Listening in class was my strong suite. I had it down to a science. Since my teachers repeated themselves so often, I could perk up about once every five minutes, take a few notes, and then go back to whatever I was doing, without significant consequences to my grade.
This annoyed some teachers to no end. They didn’t want us to just know the material and get good grades. They wanted us to sit up straight and look attentive and respectful. Our 9th grade parsha teacher even started the year with lessons on how she expected us to sit in class. (I think she phrased it “how a bais Yaakov girl sits in class.”) I slouched in class and doodled or wrote stories. This did not endear me to her at all.
One teacher was particularly egregious. She informed us, first day of 9th grade, that her Chumash class was the most important class we would ever take, except her Tefilla class in 12th grade. (She may have made a small exception for Halacha as well.) She then proceeded to spend the entire first day on the first Rashi in Shemos. By the time 20 minutes had gone past, she’d repeated that Rashi about 10 times.
I wanted to be on my best behavior because it was the first day of school. But I was dying. So, as deviously as I could, I slid a blank sheet of paper under my chumash and started drawing.
At the end of 8th grade, my friends and I were drawing a comic strip starring ourselves as school-age superheroes fighting for justice for students in the educational system. We used our superpowers and awesome technology to take on monsters like the Evil Ed, who wielded a mighty Board. (Yes, I kid you not.
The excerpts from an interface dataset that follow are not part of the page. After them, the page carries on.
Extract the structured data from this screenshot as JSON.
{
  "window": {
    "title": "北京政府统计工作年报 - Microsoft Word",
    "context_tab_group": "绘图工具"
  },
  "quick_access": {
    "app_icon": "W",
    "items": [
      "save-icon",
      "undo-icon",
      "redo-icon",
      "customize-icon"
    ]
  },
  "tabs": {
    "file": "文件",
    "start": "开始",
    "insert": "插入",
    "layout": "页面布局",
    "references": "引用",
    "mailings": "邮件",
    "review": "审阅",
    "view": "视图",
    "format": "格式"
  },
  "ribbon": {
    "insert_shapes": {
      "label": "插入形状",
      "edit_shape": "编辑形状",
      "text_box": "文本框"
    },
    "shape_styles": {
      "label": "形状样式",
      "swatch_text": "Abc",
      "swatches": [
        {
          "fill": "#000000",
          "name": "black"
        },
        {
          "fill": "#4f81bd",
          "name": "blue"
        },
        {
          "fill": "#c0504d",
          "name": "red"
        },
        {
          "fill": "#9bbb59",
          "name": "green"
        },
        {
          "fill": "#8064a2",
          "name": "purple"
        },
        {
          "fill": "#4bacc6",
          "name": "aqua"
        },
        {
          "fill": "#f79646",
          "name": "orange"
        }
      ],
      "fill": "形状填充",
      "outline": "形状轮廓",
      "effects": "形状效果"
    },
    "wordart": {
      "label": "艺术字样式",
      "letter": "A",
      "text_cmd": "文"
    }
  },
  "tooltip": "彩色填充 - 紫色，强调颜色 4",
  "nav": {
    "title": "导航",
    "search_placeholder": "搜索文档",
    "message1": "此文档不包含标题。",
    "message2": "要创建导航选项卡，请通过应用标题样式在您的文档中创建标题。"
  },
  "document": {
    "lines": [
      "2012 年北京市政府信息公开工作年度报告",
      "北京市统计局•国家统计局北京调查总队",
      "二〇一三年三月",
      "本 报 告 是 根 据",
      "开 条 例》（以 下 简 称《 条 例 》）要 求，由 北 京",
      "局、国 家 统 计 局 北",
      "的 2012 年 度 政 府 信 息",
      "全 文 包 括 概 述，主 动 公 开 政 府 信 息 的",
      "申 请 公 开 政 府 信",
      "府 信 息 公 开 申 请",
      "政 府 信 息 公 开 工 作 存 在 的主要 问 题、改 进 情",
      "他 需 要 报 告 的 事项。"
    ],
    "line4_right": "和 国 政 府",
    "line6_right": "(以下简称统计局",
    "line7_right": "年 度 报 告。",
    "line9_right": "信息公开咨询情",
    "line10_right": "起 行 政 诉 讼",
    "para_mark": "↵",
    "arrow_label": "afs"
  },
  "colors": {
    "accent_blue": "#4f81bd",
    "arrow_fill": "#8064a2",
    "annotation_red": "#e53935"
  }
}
It was pretty bad.) So I drew a few frames and picked up where we’d left off.
You can imagine my dismay, then, when my sheet of paper was ripped out from under my pencil and whisked into the air, where it was waved above a (rightfully) enraged teacher’s head. It was the first day of school, and already I had the chutzpah to be doodling during class.
She threw open the classroom doors and marched across the hall to the Rebbetzin’s office to show her what I’d been up to during the most important class of high school (except halacha and tefilla). Luckily, the Rebbetzin wasn’t in. Unwilling to delay her teaching further, the teacher ripped up the cartoon and dumped it in the Rebbetzin’s trash can.
And that’s how I wound up dumpster diving in the principal’s garbage can on the first day of school.
This was all lead up to a story that actually takes place in Tefilla class. That’s next post.